Veterans Day, Wartime, and Money Messages
Veterans Day, Wartime and Money Messages
On Veterans Day, we honor veterans of all wartime eras. The oldest living veterans are members of the “Greatest Generation” – famous for many distinctive character traits. When it comes to money, it’s often been about their famous frugality. Where did that frugality come from?
“Money messages” are beliefs and attitudes about money. They form during our early years and times of hardship, like war. Those messages lead to regular money habits.
For example, to Baby Boomers and Gen X, it could be hard to understand why Mom or Dad cleaned and re-used Ziploc bags or hoarded empty shoeboxes. It might have been frustrating that they would not buy themselves something nice. However, an explanation arises if we examine their wartime money messages.
Indeed, many recognize that frugality habits evolved during a time before WWII of true scarcity – the Great Depression. (Interesting side note: Depressions are often followed by wars.) When the U.S. entered the war, this frugality was reinforced by the government, as demonstrated by rationing. Below is a historic relic: a war ration coupon book, issued in 1943. It belonged to my late mother-in-law, Betty Bates Donaldson, born in 1925.
What Are Ration Books?
What are ration books? Because so many of the U.S.’s resources were diverted to producing military hardware, shortages arose in everyday food and household goods. The government issued ration coupon books to fairly distribute food and goods.
Actually, you might wonder, “Americans accepted being told by the government how much food they could buy?” Remember that at the time, government programs had brought tens of millions out of starvation. We had been attacked by Japan. German U-boats were off our coastlines. More Americans felt they were “in this together,” and the government, whether trusted or not, was the only option to coordinate the national response.
To a Depression-battered generation, a wartime message of scarcity and frugality must have seemed not only logical, but patriotic.
Government and Scarcity
Indeed, on the ration book, the language and tone is striking. If you had been an 18-year-old like Betty, holding this ration book, what money messages might you have received?
“Rationing is a vital part of your country’s war effort. Any attempt to violate the rules is an effort to deny someone his share and will create hardship and help the enemy.”
(Money Message: Scarcity. There is only so much to go around. Taking more than your fair share is selfish and downright dangerous.)
“This book is your Government’s assurance of your right to buy your fair share of certain goods made scarce by war. Price ceilings have been established for your protection. Dealers must post these prices conspicuously. Don’t pay more.”
(Money Message: Watch out. Businesspeople can be greedy. Be vigilant about prices.)
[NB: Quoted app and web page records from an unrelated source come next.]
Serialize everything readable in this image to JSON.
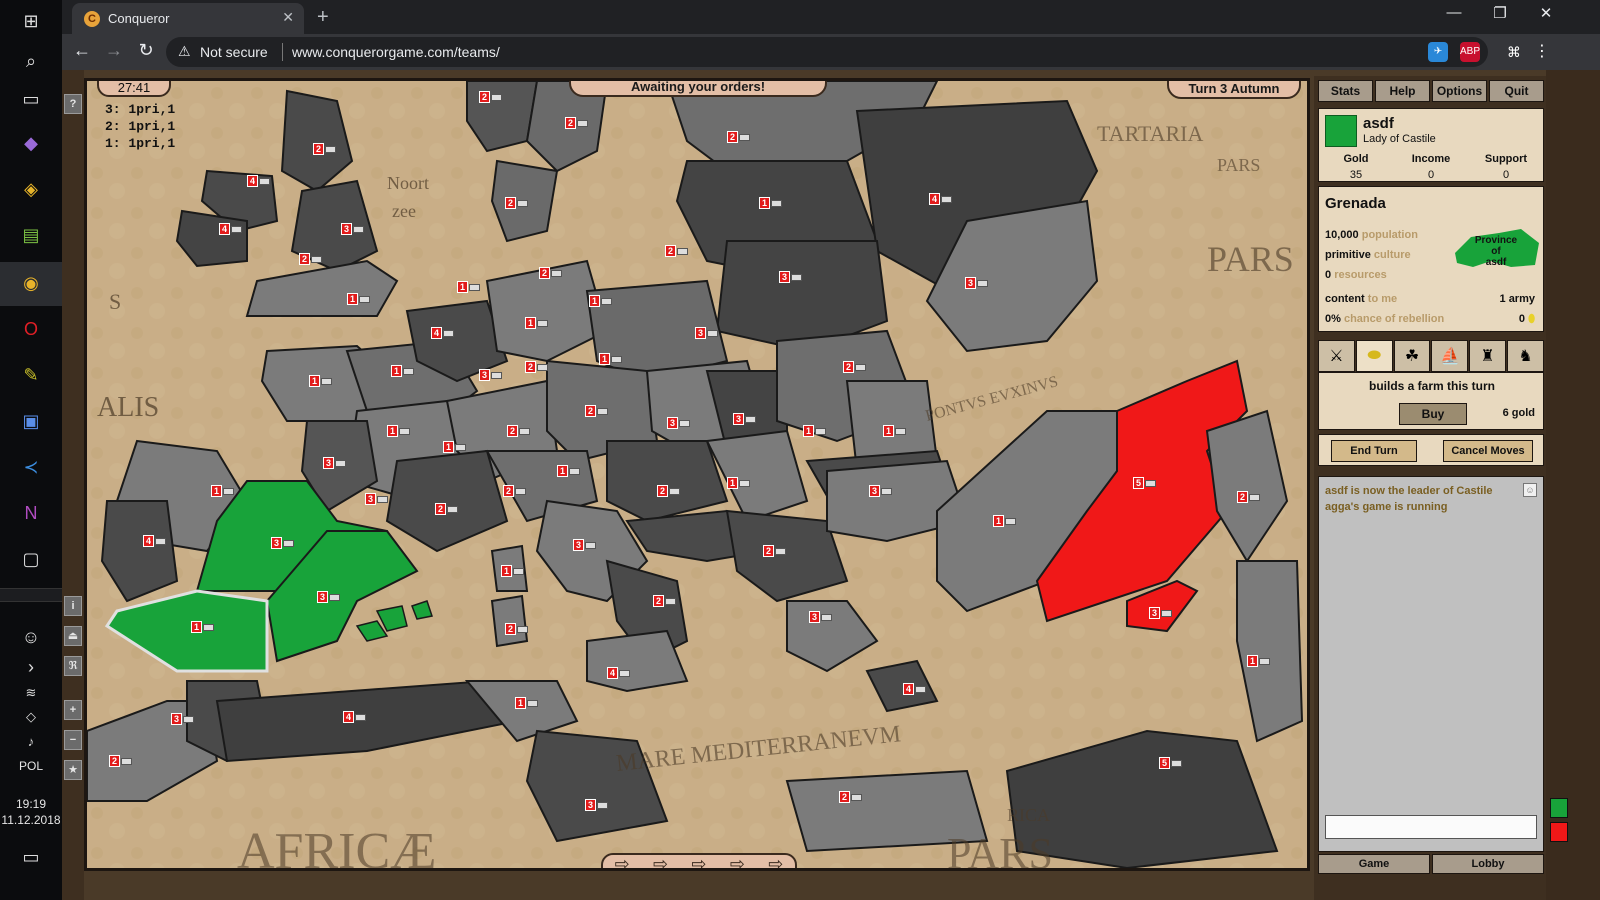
{
  "taskbar": {
    "lang": "POL",
    "time": "19:19",
    "date": "11.12.2018"
  },
  "browser": {
    "tab_title": "Conqueror",
    "favicon_letter": "C",
    "security_label": "Not secure",
    "url": "www.conquerorgame.com/teams/",
    "ext_abp_label": "ABP"
  },
  "game": {
    "timer": "27:41",
    "status_banner": "Awaiting your orders!",
    "turn_label": "Turn 3  Autumn",
    "order_queue": [
      "3: 1pri,1",
      "2: 1pri,1",
      "1: 1pri,1"
    ],
    "side_tools": [
      "?",
      "i",
      "⏏",
      "ℜ",
      "+",
      "−",
      "★"
    ],
    "map_labels": [
      "Noort",
      "zee",
      "S",
      "ALIS",
      "TARTARIA",
      "PARS",
      "PARS",
      "PONTVS EVXINVS",
      "MARE MEDITERRANEVM",
      "AFRICÆ",
      "PARS",
      "RICA"
    ]
  },
  "panel": {
    "menu": [
      "Stats",
      "Help",
      "Options",
      "Quit"
    ],
    "player": {
      "name": "asdf",
      "title": "Lady of Castile",
      "color": "#18a33a",
      "gold_label": "Gold",
      "gold": "35",
      "income_label": "Income",
      "income": "0",
      "support_label": "Support",
      "support": "0"
    },
    "province": {
      "name": "Grenada",
      "population_value": "10,000",
      "population_label": "population",
      "culture_value": "primitive",
      "culture_label": "culture",
      "resources_value": "0",
      "resources_label": "resources",
      "mood_value": "content",
      "mood_label": "to me",
      "rebellion_value": "0%",
      "rebellion_label": "chance of rebellion",
      "army_count": "1 army",
      "gold_count": "0",
      "owner_label_1": "Province",
      "owner_label_2": "of",
      "owner_label_3": "asdf"
    },
    "action": {
      "description": "builds a farm this turn",
      "buy_label": "Buy",
      "cost": "6 gold"
    },
    "turn_buttons": {
      "end_turn": "End Turn",
      "cancel_moves": "Cancel Moves"
    },
    "chat": {
      "messages": [
        "asdf is now the leader of Castile",
        "agga's game is running"
      ]
    },
    "bottom_tabs": [
      "Game",
      "Lobby"
    ]
  },
  "colors": {
    "player_green": "#18a33a",
    "enemy_red": "#f01818",
    "land_dark": "#4a4a4a",
    "land_light": "#7b7b7b",
    "parchment": "#c9ae87"
  }
}
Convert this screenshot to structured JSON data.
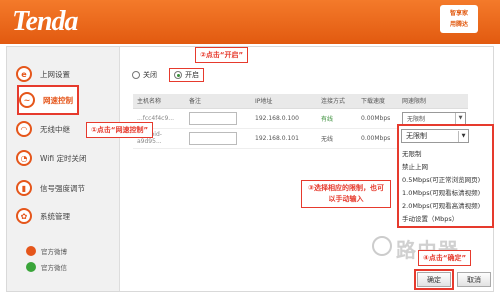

“Be guided by the rule: ‘If you don’t need it, DON’T BUY IT.’ ”
(Money Message: Only buy what you need. Your wants and wishes must be suppressed right now.)
The word “ration” is used nine times on the outside of the book, plus on every stamp in the book. Other scarcity messages pervade:
“This book is valuable. Do not lose it.”
“Without the stamps you will be unable to purchase those goods.”
“Do not throw this book away…You may be required to present it…”
“Persons who violate rationing regulations are subject to $10,000 fine, (in 1943?!?), imprisonment, or both.
Contrasting Messages to Spend
In contrast, compare the ration book messages to ones heard today:
“We need consumers to spend.”
Pile on rampant consumer advertising and social media “influencers”, and we’re hardly lacking messages telling us to want more and spend more.
Handling Our Money Messages
As we grow, we adapt the best money habits we can, based on a foundation of money messages reflecting beliefs and values. It’s important to continue to ask ourselves, as times change, are these money habits still serving us well? Do they help us lead a happy, fulfilling life in the midst of strife? Are they keeping us safe? Do they enhance relationships? Or do they keep us trapped by unhealthy attachments to money, possessions, or to fear itself?
What Messages Will Today’s Youngest Absorb?
Money messages make the most impact at two times: in our formative years, and in times of fear. They sink in from authority figures: government leaders, parents, teachers, coaches, or spiritual leaders.
The Greatest Generation saw their parents and authority figures succeed through the roaring 1920s only to be humbled in 1929 and struggle through the 1930s. Might we see generational money messages come full circle? Given today’s tumultuous times and their disdain for Baby Boomers, might Gen Z turn out to be the most frugal, least materialistic, best savers to come along in 90 years? Or will TikTok-raised kids hang on to money messages glorifying consumption and spending?
Share your thoughts below.